We first read about Dan Zvereff on Japan Camera Hunter, we were captivated by his images and his use of Kodak Aerochrome. The famous infrared film was designed for military applications and what it did was turn all greens into a shade of purple. But that’s just the short explanation, and we’ve got a more detailed and in depth analysis here.
Aerochrome was at the heart of Dan’s project called Introspective, where he travelled around the world for three months on a quest of self-discovery. Along the way he shot various landscapes and scenes in the Arctic, Europe, and Africa.
We talked to Dan a bit about the project and his incredible images.
Citing a recent spate of copyright infringement cases, the photography collective X-Fotos has successful created a registry for copyright infringers. The photographers combed through archives of legal cases to compile a list of names that they retroactively registered, and for any future cases, the infringers will have to add their names to the list. X-Fotos hopes that the registry will stem the rising tide of infringement cases.

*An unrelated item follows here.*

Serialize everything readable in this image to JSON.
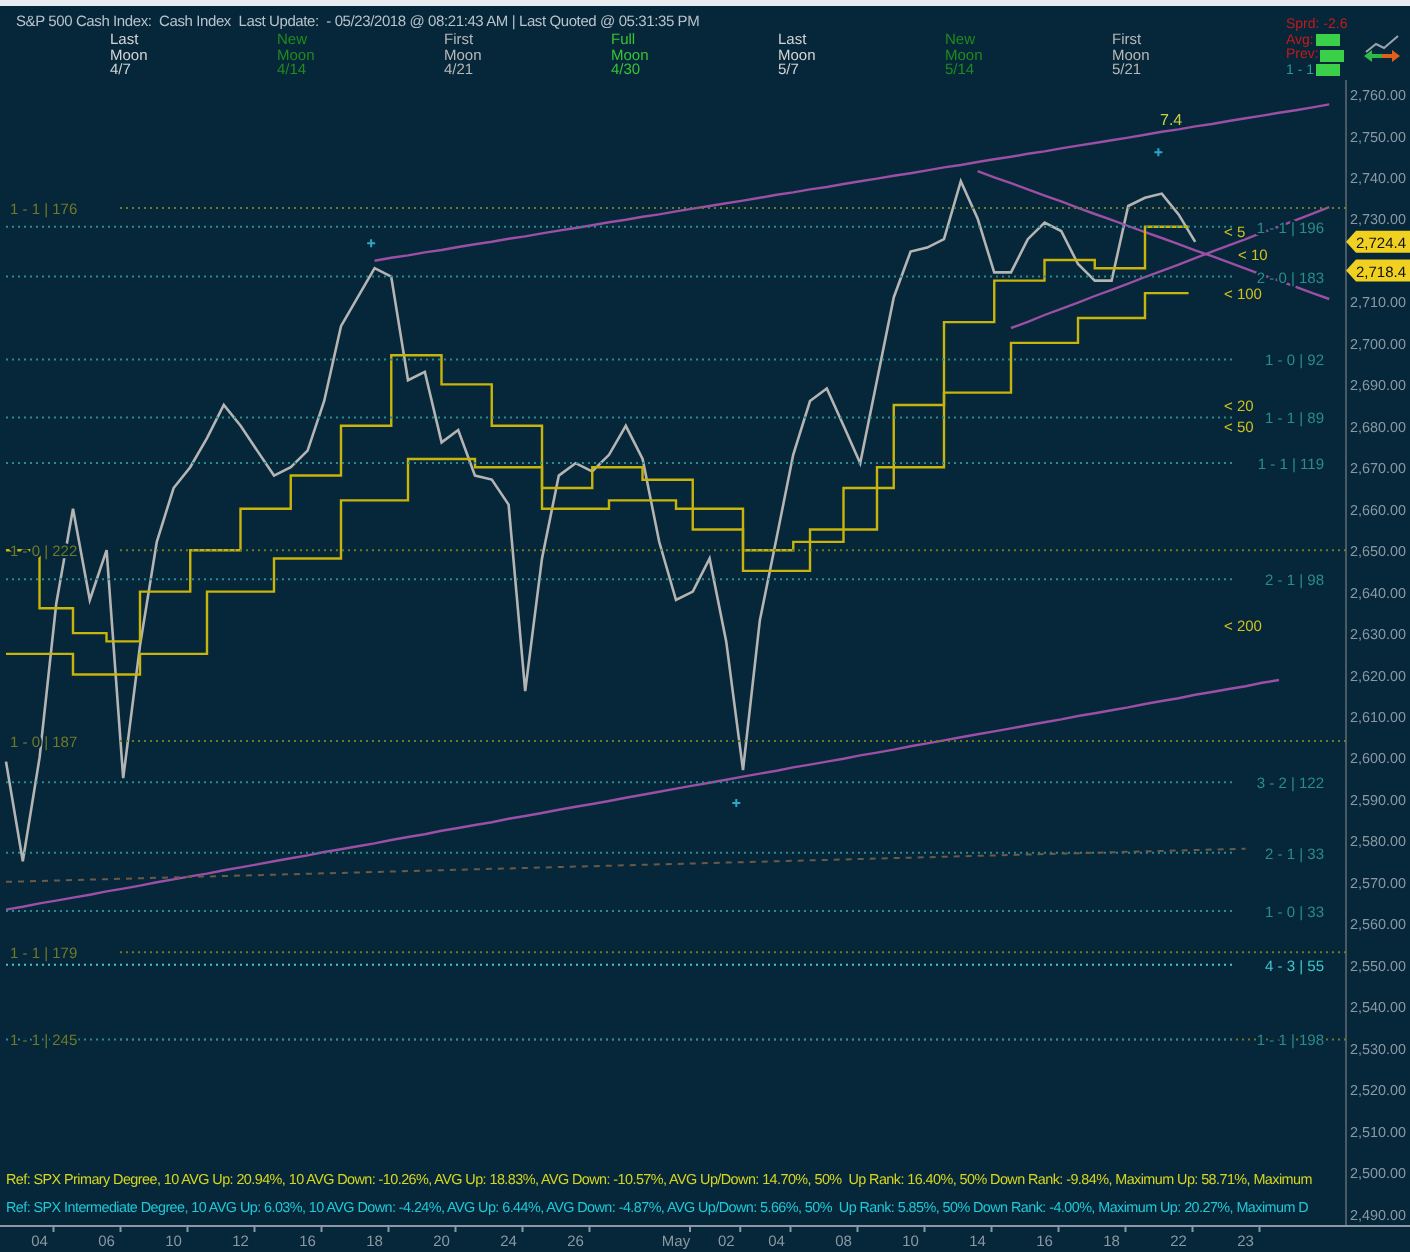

Earlier on this year, the Lomography company announced the development of a Petzval lens for Canon and Nikon DSLR cameras. While that one has a super classic look to it, a new Kickstarter wants to aim for those reaching for higher fruit. The Petzvar is a 120mm f3.8 medium format lens that is using the crowd sourcing platform to make the lens come to the mass market. The lens will be designed for medium format cameras (specifically Pentacon P6 mount) but will work with 35mm full frame cameras via an adapter. In a case like this, it might work best with a Sony A7 or A7r unless you get a split image focusing screen.
Like other Petzval lenses, it will be sharp in the center with a swirly effect on the corner. Additionally, this lens will have a very clear, cool, modern look to it. If anything, it looks like something made by Zeiss.
The Kickstarter video is after the jump, but it doesn’t show very much to it. Tech specs and sample images are also after the jump.
For the month of December, we’re partnering up with the Lomography company to give away a special edition of the Konstruktor camera. This version is completely clear: which means that you can’t use it for shooting because of the fact that your film will always be exposed. Instead, this will just be a nice placeholder on a shelf in your room.
When Sakar first presented its Polaroid-branded Android-powered interchangeable lens camera, everyone’s first thought was, “haven’t I seen this somewhere before?” And indeed, it seemed as if the design team responsible for the camera’s styling had simply copied-and-pasted the design of Nikon’s 1 series camera–or, more precisely, the J1 model of that series. As was inevitable, Nikon eventually sued Sakar for copying the J1′s styling in October of this year.
On December 4th now, both parties agreed on an injunction before court, with the effect that Sakar may no longer “manufacture, import, advertise, promote, offer for sale, sell, or ship the Polaroid iM1836 digital camera in its present configuration.” Which, if we’re honest, doesn’t seem to be a huge loss. After all, the camera had little to offer that isn’t already available: a Nikon 1 J1-styled body, interchangeable lens+sensor modules à la Ricoh GXR, and an Android system just like the Samsung Galaxy NX.
Whether or not Sakar will reintroduce the camera with a different styling remains to be seen.